→ Exercise requirements: Report, from the records below, every line where the word "this" appears.

→ Dataset excerpts:
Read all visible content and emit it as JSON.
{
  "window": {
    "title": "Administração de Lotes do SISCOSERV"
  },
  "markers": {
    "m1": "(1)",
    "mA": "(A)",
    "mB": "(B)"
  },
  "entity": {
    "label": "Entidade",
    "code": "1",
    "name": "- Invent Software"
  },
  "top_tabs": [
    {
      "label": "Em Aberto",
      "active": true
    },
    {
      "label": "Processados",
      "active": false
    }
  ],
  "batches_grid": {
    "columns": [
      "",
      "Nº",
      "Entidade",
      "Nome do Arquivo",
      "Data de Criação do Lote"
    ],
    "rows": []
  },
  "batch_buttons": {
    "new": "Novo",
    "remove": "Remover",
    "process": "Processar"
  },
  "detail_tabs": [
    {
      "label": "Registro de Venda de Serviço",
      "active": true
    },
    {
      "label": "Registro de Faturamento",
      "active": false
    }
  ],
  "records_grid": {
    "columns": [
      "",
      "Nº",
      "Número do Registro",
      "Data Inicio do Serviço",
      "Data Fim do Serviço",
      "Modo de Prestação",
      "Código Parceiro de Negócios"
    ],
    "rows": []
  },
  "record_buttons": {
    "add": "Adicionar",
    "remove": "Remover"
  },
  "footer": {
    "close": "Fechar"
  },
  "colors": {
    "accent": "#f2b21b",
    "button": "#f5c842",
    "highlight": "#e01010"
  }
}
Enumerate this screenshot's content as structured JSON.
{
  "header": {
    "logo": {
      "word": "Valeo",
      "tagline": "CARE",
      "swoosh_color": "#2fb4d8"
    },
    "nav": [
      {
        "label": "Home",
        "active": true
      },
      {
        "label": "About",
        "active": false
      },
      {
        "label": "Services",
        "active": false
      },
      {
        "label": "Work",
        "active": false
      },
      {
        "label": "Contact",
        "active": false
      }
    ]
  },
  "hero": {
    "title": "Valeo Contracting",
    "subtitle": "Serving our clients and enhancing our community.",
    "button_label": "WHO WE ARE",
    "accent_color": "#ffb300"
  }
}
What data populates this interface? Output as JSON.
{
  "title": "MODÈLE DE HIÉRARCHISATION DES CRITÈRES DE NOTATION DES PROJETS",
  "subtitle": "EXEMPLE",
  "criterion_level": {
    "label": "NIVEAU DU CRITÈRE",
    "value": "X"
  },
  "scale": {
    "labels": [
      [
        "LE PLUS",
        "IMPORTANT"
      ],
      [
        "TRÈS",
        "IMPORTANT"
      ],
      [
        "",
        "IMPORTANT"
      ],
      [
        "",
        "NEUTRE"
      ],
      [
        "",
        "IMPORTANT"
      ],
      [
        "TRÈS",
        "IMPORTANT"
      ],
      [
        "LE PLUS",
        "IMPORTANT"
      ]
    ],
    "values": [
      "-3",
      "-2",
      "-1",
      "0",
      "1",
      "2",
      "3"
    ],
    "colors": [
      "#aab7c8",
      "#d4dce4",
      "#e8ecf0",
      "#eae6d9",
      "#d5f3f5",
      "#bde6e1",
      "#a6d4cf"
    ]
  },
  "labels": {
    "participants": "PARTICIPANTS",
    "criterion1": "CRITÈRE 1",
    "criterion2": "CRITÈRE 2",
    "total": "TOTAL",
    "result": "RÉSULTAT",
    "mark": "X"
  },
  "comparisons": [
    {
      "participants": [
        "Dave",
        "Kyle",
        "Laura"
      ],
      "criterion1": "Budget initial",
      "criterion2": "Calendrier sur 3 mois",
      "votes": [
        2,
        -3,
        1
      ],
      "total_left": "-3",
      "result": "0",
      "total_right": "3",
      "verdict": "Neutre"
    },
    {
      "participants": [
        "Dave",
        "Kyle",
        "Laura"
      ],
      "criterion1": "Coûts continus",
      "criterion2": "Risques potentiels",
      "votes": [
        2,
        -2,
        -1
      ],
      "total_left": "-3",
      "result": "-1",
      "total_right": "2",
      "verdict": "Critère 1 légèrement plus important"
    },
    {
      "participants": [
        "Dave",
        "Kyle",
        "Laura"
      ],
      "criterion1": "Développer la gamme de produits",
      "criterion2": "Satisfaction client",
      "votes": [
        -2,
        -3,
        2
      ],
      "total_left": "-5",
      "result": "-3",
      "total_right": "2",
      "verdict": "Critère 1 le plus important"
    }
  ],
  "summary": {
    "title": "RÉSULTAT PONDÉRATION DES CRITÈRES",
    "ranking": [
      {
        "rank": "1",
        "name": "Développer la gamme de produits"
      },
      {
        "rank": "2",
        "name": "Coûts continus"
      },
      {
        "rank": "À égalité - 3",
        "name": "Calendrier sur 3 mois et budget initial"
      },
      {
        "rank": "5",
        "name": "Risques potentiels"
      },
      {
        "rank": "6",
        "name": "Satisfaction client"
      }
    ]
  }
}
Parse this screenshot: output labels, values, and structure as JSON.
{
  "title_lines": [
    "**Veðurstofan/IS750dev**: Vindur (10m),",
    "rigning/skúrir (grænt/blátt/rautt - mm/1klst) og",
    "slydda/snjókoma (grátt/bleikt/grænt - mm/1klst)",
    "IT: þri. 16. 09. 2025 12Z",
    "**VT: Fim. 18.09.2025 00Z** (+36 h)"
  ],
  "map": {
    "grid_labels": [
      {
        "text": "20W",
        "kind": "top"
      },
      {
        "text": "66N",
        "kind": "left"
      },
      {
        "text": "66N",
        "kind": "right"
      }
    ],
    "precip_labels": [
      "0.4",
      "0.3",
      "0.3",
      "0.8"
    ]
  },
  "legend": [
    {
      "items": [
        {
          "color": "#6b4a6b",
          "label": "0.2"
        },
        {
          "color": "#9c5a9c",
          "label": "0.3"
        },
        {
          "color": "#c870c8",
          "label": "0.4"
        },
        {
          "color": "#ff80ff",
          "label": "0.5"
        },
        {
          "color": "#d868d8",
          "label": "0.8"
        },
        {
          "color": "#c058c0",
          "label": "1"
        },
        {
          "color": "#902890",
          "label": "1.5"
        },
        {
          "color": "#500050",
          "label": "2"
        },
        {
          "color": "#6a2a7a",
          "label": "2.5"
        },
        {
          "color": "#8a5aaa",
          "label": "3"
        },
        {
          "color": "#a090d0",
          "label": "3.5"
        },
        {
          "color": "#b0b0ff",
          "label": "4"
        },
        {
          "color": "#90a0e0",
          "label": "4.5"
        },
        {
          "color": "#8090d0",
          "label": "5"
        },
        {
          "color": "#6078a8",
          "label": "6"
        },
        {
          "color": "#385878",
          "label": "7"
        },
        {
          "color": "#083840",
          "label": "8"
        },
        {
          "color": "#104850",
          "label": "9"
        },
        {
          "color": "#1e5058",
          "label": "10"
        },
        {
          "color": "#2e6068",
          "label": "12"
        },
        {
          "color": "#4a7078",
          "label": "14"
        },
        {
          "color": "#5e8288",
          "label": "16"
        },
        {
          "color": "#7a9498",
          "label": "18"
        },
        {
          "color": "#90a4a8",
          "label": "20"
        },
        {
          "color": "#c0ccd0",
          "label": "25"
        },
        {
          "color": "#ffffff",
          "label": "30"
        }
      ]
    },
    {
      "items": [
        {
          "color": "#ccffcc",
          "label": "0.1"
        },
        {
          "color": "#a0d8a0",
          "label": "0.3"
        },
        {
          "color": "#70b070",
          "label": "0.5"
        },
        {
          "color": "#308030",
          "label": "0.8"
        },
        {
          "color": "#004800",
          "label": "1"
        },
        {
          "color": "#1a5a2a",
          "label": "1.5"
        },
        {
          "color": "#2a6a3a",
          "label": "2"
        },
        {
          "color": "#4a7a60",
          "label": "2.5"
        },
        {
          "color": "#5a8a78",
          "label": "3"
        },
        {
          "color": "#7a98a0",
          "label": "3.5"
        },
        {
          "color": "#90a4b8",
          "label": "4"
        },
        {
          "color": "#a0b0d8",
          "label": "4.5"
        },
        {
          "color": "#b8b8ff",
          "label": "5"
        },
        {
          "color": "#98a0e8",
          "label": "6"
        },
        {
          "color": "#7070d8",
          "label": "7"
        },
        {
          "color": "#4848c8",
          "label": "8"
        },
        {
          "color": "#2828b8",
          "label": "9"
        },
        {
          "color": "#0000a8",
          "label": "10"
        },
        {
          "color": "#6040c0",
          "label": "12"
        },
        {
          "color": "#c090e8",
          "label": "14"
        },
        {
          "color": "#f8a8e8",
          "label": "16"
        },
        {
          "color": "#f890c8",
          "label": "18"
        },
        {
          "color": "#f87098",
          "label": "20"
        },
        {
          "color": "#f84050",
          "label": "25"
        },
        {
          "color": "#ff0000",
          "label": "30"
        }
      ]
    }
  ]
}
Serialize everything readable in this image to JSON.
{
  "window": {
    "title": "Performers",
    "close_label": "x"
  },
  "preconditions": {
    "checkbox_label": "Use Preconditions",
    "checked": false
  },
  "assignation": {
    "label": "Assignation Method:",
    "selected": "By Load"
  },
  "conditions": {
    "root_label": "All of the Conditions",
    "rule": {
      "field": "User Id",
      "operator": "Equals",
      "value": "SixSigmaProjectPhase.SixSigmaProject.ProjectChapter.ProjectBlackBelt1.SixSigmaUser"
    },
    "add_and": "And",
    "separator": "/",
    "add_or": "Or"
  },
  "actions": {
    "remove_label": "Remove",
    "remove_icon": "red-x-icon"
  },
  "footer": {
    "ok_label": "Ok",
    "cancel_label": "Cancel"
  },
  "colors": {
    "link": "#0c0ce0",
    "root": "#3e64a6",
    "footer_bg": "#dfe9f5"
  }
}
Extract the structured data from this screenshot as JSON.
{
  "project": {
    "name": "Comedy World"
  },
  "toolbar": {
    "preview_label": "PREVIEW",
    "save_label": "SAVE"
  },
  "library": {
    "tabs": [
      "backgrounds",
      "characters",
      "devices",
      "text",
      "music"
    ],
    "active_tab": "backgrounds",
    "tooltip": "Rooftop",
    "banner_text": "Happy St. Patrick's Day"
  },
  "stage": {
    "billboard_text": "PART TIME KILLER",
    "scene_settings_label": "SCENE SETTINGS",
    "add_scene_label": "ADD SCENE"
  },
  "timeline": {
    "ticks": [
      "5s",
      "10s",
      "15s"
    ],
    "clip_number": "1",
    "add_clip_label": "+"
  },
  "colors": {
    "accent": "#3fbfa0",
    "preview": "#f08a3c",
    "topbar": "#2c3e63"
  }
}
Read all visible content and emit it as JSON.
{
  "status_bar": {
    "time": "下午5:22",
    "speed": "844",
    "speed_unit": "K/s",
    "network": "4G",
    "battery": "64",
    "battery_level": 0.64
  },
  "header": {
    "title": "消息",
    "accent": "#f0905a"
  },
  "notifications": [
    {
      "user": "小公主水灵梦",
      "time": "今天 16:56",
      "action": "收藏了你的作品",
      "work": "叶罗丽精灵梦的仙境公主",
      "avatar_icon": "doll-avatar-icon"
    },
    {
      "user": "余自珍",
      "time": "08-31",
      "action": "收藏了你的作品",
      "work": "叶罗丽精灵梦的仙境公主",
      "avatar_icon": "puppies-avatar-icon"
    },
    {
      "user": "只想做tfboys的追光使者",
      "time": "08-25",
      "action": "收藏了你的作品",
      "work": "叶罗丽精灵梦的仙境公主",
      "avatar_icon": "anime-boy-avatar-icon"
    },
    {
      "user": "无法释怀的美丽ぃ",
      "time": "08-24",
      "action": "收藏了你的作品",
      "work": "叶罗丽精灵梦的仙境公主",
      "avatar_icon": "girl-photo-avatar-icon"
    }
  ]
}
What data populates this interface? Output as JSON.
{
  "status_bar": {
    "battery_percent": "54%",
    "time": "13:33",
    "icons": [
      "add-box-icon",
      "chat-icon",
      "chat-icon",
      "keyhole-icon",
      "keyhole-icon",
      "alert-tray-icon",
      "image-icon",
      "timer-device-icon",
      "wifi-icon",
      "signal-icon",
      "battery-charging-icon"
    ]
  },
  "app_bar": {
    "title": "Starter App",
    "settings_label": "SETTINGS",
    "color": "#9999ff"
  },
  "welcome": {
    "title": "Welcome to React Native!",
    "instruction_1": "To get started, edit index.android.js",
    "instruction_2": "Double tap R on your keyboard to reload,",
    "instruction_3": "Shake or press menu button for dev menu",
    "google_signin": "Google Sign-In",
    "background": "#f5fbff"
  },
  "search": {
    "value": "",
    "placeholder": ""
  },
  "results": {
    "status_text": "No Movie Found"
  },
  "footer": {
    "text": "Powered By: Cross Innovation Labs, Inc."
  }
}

→ Problem solution:
Enumerate this screenshot's content as structured JSON.
What data populates this interface? Output as JSON.
Parse this screenshot: output labels, values, and structure as JSON.
Serialize everything readable in this image to JSON.
Extract the structured data from this screenshot as JSON.
What data populates this interface? Output as JSON.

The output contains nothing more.